Finnish District Judges’ Assessments of Live Versus Video-Mediated Party Statements in Court
Wilkman, Jonas (2022)
Julkaisu on tekijänoikeussäännösten alainen. Teosta voi lukea ja tulostaa henkilökohtaista käyttöä varten. Käyttö kaupallisiin tarkoituksiin on kielletty.
Julkaisun pysyvä osoite on
Professionals within the judicial system sometimes believe they can assess whether someone is lying or not based on cues such as body language and emotional expression. Research has, however, shown that this is impossible. The Finnish Supreme Court has also given rulings in accordance with this demonstrated fact. There has also been previous research on whether party or witness statements are assessed differently in court depending on whether they are given live, via videoconference, or via prerecorded video. In the present study, we investigated how a Finnish sample of district judges (N=47) assigned probative value to different variables concerning the statement or the statement giver, such as body language and emotional expression. We also investigated the connection between the judges’ beliefs about the relevance of body language and emotional expression and their preference for live statements or statements via videoconference. The judges reported assigning equal amounts of probative value to statements given live and statements given via videoconference. However, judges found it easier to detect deception live, and this preference correlated with how relevant they thought body language is when assessing the probative value of the statement. In other words, a slight bias to assess live statements more favorably than statements given via videoconference might still exist.
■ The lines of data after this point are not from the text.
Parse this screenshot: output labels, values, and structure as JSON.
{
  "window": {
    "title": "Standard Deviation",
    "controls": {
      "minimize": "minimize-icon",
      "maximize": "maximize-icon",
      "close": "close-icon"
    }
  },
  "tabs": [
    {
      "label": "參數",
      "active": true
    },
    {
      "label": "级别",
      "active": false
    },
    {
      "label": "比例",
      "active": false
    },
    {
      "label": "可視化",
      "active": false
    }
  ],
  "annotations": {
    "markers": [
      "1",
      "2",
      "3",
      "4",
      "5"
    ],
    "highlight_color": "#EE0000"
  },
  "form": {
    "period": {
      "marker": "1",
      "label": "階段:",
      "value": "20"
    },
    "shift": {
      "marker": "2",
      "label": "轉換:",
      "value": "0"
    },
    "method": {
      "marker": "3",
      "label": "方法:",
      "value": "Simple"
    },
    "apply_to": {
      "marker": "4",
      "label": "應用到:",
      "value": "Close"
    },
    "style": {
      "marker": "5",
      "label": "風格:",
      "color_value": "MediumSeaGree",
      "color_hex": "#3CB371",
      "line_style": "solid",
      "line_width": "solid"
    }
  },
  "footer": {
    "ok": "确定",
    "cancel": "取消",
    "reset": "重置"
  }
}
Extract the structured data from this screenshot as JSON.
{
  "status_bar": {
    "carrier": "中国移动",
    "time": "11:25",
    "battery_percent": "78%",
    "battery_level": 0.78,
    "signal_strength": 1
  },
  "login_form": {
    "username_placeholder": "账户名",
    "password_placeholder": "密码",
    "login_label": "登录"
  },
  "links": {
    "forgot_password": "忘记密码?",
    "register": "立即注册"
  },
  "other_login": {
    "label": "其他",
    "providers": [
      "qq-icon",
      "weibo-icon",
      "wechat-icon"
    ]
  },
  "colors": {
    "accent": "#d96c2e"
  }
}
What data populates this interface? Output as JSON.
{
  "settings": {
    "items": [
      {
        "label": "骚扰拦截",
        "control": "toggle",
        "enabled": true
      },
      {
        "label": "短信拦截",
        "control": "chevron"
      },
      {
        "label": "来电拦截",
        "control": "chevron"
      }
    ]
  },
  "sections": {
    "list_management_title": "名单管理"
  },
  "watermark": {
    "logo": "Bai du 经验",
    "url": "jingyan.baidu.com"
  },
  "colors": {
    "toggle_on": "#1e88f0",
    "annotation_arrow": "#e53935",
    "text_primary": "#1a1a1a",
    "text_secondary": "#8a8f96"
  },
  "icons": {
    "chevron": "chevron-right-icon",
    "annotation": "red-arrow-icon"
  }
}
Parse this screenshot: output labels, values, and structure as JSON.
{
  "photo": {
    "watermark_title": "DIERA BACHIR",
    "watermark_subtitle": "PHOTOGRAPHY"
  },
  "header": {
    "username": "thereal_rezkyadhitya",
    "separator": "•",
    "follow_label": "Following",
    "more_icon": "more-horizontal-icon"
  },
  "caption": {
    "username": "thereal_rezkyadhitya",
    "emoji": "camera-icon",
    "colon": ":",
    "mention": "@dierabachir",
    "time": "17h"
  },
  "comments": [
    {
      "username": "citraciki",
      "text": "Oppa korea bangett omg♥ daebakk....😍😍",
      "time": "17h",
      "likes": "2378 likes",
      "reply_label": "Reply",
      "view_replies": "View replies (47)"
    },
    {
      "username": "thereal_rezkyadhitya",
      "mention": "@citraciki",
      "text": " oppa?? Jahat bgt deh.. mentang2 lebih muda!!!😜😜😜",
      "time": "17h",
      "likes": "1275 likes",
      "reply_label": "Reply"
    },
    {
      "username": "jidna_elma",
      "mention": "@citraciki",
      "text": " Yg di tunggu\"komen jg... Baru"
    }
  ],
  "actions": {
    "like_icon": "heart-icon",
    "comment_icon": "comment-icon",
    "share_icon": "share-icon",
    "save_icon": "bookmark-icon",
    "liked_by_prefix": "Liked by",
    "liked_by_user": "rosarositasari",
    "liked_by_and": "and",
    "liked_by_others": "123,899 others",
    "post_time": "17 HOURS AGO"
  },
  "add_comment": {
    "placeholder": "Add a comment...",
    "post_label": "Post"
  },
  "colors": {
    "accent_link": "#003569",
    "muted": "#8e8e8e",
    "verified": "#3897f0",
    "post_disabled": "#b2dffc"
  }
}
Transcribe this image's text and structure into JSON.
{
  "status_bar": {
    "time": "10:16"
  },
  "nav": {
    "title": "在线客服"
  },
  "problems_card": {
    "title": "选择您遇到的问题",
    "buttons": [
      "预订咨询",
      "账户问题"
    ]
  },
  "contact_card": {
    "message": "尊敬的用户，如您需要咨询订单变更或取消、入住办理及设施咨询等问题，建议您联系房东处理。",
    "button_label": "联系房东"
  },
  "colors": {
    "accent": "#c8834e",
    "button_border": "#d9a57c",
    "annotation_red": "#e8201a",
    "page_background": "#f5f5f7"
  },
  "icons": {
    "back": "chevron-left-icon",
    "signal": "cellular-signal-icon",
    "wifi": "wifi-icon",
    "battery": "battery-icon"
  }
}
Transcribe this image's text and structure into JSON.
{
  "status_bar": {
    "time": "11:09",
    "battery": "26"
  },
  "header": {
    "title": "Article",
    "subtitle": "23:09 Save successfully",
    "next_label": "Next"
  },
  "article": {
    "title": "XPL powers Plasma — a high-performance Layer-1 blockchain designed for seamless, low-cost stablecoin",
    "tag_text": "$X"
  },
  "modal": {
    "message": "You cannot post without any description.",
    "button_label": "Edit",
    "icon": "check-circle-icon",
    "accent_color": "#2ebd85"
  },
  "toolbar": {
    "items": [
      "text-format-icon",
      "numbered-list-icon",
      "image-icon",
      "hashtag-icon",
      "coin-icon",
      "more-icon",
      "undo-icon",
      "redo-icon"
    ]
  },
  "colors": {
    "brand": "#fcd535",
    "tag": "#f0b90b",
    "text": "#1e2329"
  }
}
More effort needs to be put into making judges and Supreme Courts aware of robust scientific results that have been the subject of decades of research, such as the fact that one cannot assess whether someone is lying or not based on cues such as body language.
- 515 Psykologia